Governance and management of public institutions in the United States is at a crossroads. Years of under investment in public institutions, low salaries and high turnover in private nonprofit organizations, as well as high levels of citizen distrust in formal institutions create formidable challenges. The proliferation of government forms of investment (Salamon 2002), and concerns that the technical complexity of these mechanisms overshadows public managers abilities to manage (Kettl 2000; Hill and Lynn 2005), has created a crisis of capability.
These challenges are quite apparent in policy fields providing public services to our most disadvantage citizens. With income and asset inequality at an all-time high in the United States, the social safety-net is effectively dismantled (Lipsky 2013). In resource-starved fields, public and nonprofit service providers via for authority and resources, creating complex institutional environments (Sandfort 2010) that bear little resemblance to the carefully designed service networks often imagined by public administration scholars. Top down regulations mix with performance measurement and legacy organizational routines to create significant administrative burdens experienced by service recipients (Herd et al. 2013; Heinrich, 2018).

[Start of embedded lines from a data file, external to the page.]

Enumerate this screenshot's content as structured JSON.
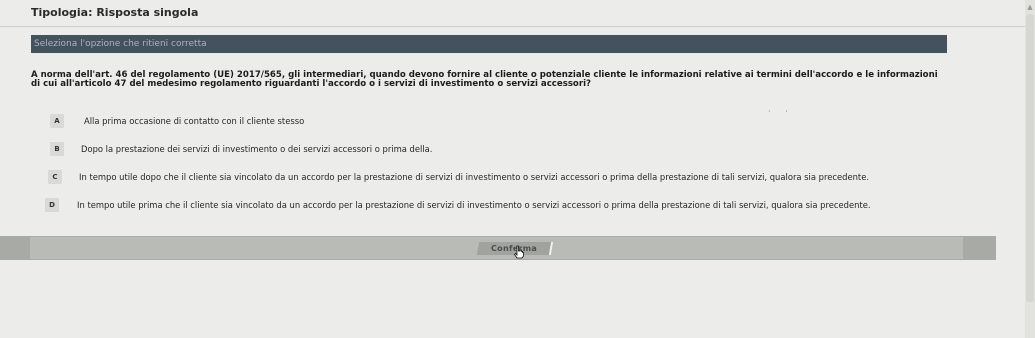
{
  "quiz": {
    "type_label": "Tipologia: Risposta singola",
    "instruction": "Seleziona l'opzione che ritieni corretta",
    "question": "A norma dell'art. 46 del regolamento (UE) 2017/565, gli intermediari, quando devono fornire al cliente o potenziale cliente le informazioni relative ai termini dell'accordo e le informazioni di cui all'articolo 47 del medesimo regolamento riguardanti l'accordo o i servizi di investimento o servizi accessori?",
    "options": [
      {
        "letter": "A",
        "text": "Alla prima occasione di contatto con il cliente stesso"
      },
      {
        "letter": "B",
        "text": "Dopo la prestazione dei servizi di investimento o dei servizi accessori o prima della."
      },
      {
        "letter": "C",
        "text": "In tempo utile dopo che il cliente sia vincolato da un accordo per la prestazione di servizi di investimento o servizi accessori o prima della prestazione di tali servizi, qualora sia precedente."
      },
      {
        "letter": "D",
        "text": "In tempo utile prima che il cliente sia vincolato da un accordo per la prestazione di servizi di investimento o servizi accessori o prima della prestazione di tali servizi, qualora sia precedente."
      }
    ],
    "confirm_label": "Conferma"
  },
  "colors": {
    "instruction_bar": "#44525d",
    "confirm_bar": "#a8aaa6",
    "background": "#ececea"
  },
  "icons": {
    "cursor": "hand-pointer-icon",
    "scroll_up": "chevron-up-icon"
  }
}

In response, I struggle to determine what is the most prudent way to pursue my scholarly agenda. While public management research has become more empirically rigorous, many note this research does not have much take-up among public managers (Meier 2015; O’Toole 2004; Isett, et al 2015). Rather than thinking about public service motivation, publicness, or representative bureaucracy, public managers are trying to implement policy mandates or find opportunities for innovation. They need scholars to bring our systematic approach and rigorous analytics to help with those pressing problems.
In 2013, Stephanie Moulton and I embarked upon a project to provide more conceptual clarity to the literature on policy implementation and consider its relevance to practice. We succeed in creating multi-media case studies, analytical tools, and a book (Sandfort and Moulton 2015) to support improved implementation practice grounded in multi-level governance and social theory. Our strategic action field theoretical framework (Moulton and Sandfort 2017) helped us to be more clear that, in addition to supporting more effective policy implementation, we also were poised to support more programmatic and administrative innovation.
In late 2015, I started to build an Institute to assist me in realizing these ambitions. The Future Services Institute works with leaders in Minnesota state and local governments to improve the performance of public service programs and systems that serve low-income families (see www.futureservicesinstitute.org). To do so, we engage in leadership development, program evaluation and applied research, and facilitate complex systems change through design labs, conferences, and extended projects that support innovation. Our work is grounded in both the strategic action field theoretical framework and a methodology of design-based research (Bason, 2017; Fishman, et al. 2013; Penuel et al. 2011).
Our design-based approach accounts for an interplay of research knowledge, practical implementation tools, and contextual knowledge of the setting. As Herbert Simon (1996) described, design science in management focuses upon trying to intervene in current conditions to change them into more preferred ones. Rather than focusing on linear causation in general cases, design-based research is focused on understanding causality in a specific setting (Romme, 2003; Lewin, 1946). Design takes seriously the existing administrative and social conditions in a particular context (Bason, 2010, 2017). Yet it also uses new information to create what should be, through engaging others and sharing what happens as a result (Ansell & Torfing, 2014; Patton et al, 2016; Romme, 2003). In this way, it involves intervening in public institutions to assist managers in improving public value outcomes (Bryson et al, 2014).
In addition to conventional social science methods– surveys, focus groups, interviews – design methodology involves facilitating collaborative forums where dialogue, learning and decision making can occur. Such settings may enable co-creation, where service users, staff, and managers can work together to identify problems, explore elements of them, or interpret data (Bovaird, 2007; Bryson, Quick, Slotterback, & Crosby, 2013; Sandfort & Quick, 2017). It also involves sharing research results with people responsible for making changes in the system (Nabatchi and Amsler 2014). Rather than seeing this intervention as contaminating research conditions, design-based scholars recognize the invaluable role that such information can play in supporting rapid-cycle learning in complex, adaptive systems in order to inform more appropriate actions (Hargreaves, 2014; Patton, et al 2016).
This approach to public administration scholarship is still in early stages of intellectual development (Barzelay and Thompson 2007; Barzelay 2012; Sandfort 2018; Bardach 1998; Moynihan 2018). Yet, Ansell and Torfing (2014) note three components of design thinking that suggest its possible role in supporting public sector innovation: design is problem- and future-oriented, it uses heuristic devices to make choices concrete, and it requires the creation of collaborative forums. Bason (2017) provides the most complete account of the application of design-based interventions and methods in public organizations to date.
This approach is consistent with the growing international scholarly chorus about the “new public governance” (Ansell & Torfing, 2014; Ansell, 2011; Bryson, 2014; Emerson & Nabatchi, 2015; Gray & Purdy, 2018). I look forward discussion with those attending Minnowbrook about the viability of this approach for our field.